    caroline hope (not verified) (not verified)

    I was really interested about the source reference for the relationship between vitD and osteoporosis. I have been following OMS
    since diagnosis and have just been diagnosed with osteopenia. My vit D levels are high and I follow a structured exercise plan. Any ideas? And can you direct me towards the source material please?

    Lucy-OMS (not verified)

    Hi Caroline, please read 188 - 190 in the OMS book if you have it which also has the references - https://www.ncbi.nlm.nih.gov/pubmed/18286218 https://www.ncbi.nlm.nih.gov/pubmed/17467357 https://www.ncbi.nlm.nih.gov/pubmed/12520530. It sounds like you are doing everything possible to reduce there is some more info here, I'm afraid I am not an expert on osteoporosis : https://theros.org.uk/information-and-support/looking-after-your-bones/… there is also some guidance from the NHS here: https://www.nhs.uk/news/older-people/vitamin-d-supplements-may-not-stre…

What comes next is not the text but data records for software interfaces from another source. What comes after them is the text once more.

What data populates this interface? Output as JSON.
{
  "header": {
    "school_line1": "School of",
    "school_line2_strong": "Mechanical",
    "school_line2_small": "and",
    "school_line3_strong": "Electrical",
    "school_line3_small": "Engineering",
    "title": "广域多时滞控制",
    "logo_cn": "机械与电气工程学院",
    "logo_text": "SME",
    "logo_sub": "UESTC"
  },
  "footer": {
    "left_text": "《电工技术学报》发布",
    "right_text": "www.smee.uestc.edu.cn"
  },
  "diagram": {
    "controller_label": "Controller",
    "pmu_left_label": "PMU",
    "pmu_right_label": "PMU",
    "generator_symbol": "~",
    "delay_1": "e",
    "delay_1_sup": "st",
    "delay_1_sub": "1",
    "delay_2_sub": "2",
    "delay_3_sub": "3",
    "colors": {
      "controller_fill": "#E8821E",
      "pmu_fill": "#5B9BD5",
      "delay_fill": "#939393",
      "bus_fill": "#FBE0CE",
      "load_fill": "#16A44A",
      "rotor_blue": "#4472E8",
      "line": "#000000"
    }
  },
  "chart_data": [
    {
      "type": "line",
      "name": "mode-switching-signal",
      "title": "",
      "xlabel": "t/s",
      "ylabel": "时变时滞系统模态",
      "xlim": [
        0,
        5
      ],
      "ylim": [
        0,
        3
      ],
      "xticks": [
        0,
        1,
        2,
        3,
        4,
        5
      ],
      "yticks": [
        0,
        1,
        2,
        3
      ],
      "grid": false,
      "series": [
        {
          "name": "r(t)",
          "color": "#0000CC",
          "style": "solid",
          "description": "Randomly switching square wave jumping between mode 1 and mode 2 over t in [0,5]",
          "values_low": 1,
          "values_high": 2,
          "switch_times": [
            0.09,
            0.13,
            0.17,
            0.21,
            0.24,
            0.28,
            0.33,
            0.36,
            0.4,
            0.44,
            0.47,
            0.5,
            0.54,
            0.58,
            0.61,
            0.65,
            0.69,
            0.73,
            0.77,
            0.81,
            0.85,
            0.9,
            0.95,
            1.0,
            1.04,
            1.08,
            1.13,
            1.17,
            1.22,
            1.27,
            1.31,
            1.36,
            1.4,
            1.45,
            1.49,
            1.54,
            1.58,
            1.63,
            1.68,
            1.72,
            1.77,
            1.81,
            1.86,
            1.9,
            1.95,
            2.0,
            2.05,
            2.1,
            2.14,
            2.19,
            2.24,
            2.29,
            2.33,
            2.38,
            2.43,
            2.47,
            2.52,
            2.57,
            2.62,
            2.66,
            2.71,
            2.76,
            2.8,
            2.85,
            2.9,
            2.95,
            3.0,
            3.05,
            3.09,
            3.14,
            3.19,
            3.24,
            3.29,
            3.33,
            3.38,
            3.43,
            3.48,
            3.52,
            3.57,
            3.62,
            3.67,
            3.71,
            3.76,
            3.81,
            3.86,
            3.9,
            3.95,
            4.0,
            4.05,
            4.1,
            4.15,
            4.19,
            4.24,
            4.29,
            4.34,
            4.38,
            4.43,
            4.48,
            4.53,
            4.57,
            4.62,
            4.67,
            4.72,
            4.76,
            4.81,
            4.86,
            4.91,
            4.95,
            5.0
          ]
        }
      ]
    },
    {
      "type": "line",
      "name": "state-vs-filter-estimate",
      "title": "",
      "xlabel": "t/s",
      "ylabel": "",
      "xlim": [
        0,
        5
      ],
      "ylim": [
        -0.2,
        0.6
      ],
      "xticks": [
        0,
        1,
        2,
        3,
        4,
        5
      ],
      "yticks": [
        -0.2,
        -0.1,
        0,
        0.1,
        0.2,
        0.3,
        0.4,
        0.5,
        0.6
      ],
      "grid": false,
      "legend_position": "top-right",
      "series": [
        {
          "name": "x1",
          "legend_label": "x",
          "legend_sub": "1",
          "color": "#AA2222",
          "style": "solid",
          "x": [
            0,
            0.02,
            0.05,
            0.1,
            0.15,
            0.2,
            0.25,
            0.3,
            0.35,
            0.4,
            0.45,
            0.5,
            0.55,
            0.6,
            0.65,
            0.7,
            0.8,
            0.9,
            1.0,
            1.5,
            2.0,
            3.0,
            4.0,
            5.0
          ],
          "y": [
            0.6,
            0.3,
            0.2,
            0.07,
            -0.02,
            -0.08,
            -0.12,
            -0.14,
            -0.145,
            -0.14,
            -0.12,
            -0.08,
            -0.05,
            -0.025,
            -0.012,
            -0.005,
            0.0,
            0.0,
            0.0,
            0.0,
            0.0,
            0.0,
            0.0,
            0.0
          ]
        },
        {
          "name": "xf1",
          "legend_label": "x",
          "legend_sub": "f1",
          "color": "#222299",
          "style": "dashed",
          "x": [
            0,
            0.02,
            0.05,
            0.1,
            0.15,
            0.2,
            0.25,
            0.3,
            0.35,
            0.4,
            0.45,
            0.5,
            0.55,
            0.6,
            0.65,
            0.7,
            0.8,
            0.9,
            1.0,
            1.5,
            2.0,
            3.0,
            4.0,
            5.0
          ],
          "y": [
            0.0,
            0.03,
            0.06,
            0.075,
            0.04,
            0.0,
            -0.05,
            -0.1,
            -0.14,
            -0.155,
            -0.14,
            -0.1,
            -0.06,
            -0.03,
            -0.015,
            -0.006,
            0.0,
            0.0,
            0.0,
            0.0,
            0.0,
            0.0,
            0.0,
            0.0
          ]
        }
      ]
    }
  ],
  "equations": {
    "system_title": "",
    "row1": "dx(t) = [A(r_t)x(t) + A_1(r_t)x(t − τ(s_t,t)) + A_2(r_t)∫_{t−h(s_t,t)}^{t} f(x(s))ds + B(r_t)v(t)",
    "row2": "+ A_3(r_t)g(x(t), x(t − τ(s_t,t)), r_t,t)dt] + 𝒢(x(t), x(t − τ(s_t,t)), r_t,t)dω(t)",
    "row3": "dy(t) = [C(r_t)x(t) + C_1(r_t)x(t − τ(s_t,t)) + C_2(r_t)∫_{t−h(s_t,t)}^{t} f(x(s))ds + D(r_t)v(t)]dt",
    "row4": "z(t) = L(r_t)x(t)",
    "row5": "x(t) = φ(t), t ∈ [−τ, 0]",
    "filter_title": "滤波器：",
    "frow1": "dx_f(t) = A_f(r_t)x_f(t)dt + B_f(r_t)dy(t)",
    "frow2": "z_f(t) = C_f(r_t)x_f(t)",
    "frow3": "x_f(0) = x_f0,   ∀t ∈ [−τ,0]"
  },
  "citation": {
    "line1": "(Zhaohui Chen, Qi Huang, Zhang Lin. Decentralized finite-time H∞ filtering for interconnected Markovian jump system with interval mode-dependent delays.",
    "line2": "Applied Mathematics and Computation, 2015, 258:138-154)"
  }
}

    Alison P (not verified) (not verified)

    Hi Caroline - recent research has found that although Vitamin D helps with absorption of calcium, the calcium may not be deposited in the bones and may end up in blood vessels or excreted if your diet is acid forming and it's required for acid processing by the kidneys. Vitamin K2 is helpful to put the calcium into bones and tests on 180 mcg K2 have found it strengthens them. Intestinal bacteria can make a small amount but the best source is Japanese natto. Some dairy cheeses like brie have it but dairy is not recommended for MS. Vit D2 is quite toxic but D3 is available from either lanolin or in vegan form from lichen. I'm not a doctor just someone with osteoporosis. There is loads of osteoporosis information on the internet. Osteopenia is not even really an illness at all according to the Save our Bones website. After about age 30 everyone's bones become less dense as they are not being built up any longer. Many factors influence bones including lack of adequate strengthening exercise and walking, less than 7 hours sleep, high stress levels, acid forming diet, and fluoridated/chlorinated water as well as low levels of any of the bone forming minerals and vitamins eg calcium, magnesium, D3, K2, boron, and many others. Full explanations on what is a very complex process but which can be improved naturally please take a look at www.saveourbones.com or www.betterbones.com. There's a lot of free info or you can pay for membership and recipes, exercises etc. I'm sure if you start now you'll be able to avoid full blown osteoporosis down the line. Good luck!